CARES Act Provides Nonprofit Organizations with Fundraising Opportunity

Volunteers packing boxes

Many nonprofit organizations, including healthcare facilities, religious organizations, educational institutions, museums and entities providing social welfare programs, are experiencing financial difficulties in carrying out their missions amid the SARS-CoV-2 virus and COVID-19 pandemic. In 2020, 501(c)(3) organizations will likely become more reliant on charitable contributions to help sustain operating activities. 

Sections 2204 and 2205 of the Coronavirus Aid, Relief, and Economic Security Act (CARES Act) provide incentives for donors to support nonprofit organizations during the COVID-19 crisis. This legislation modified existing tax rules to allow all donors a tax benefit, regardless of whether the donors itemize deductions on their federal tax returns.
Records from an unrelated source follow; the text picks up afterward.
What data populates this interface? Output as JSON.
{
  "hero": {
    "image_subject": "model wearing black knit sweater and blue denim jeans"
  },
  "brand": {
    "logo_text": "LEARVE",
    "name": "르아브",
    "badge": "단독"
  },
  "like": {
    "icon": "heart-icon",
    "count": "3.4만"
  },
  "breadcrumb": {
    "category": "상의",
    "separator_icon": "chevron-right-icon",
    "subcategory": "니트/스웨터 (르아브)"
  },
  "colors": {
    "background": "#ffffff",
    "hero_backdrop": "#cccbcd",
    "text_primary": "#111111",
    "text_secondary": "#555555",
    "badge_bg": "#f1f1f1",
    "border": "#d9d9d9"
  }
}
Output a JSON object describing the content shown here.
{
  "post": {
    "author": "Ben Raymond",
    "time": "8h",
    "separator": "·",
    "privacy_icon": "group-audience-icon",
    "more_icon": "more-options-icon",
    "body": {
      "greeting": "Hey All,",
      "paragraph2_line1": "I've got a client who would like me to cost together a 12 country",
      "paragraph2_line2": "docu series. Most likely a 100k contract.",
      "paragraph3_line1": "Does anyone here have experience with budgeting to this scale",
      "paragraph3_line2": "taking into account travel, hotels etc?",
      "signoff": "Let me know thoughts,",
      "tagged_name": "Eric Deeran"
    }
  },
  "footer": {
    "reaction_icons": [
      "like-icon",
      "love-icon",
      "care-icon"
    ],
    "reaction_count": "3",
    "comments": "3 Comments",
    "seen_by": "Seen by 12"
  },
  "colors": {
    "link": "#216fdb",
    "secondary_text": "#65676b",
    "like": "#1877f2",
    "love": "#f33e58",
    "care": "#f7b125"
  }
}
Sharing this knowledge with donors could provide a fundraising opportunity for many 501(c)(3) entities. 

Specifically, the CARES Act provides the following charitable contributions deduction modifications: 

  • Individual taxpayers who don’t otherwise elect to itemize deductions are allowed an above-the-line deduction in 2020 for up to $300 for charitable contributions made in cash (not stock) to any qualifying §501(c)(3) public charity, excluding donor-advised funds and supporting organizations.
  • For individual taxpayers who itemize deductions, the CARES Act temporarily increases the limitation on deductions for charitable contributions made in 2020. The 60 percent of adjusted gross income limitation is suspended for 2020 for cash contributions to qualifying organizations. For contributions of food inventory, the limitation is increased from 15 percent to 25 percent. Excess contributions may be carried forward to future years based on the existing charitable contribution carryforward rules.
  • In addition, the CARES Act increases the limitations on deductions for charitable contributions for corporations that make cash contributions in 2020 from 10 percent of taxable income to 25 percent of taxable income. Contributions must be made to a public charity, but contributions to a supporting organization or a donor-advised fund wouldn’t qualify for the increased limits. The relevant percentage limitation applicable to donations of food inventory also is increased for donations made in 2020, from 15 percent to 25 percent.

Armed with these new tax law provisions, nonprofit organizations can conduct fundraising campaigns to help sustain their mission. Fundraising appeals can communicate not only the organization’s need in this time of crisis but also the direct tax benefits to individual donors.

As with most topics related to COVID-19, changes are being made rapidly. Please note that this information is current as of the date of publication. For more information, contact your BKD Trusted Advisor™ or use the Contact Us form below.

Kate & Ben — How can we help you? Contact Us!

How can we help you?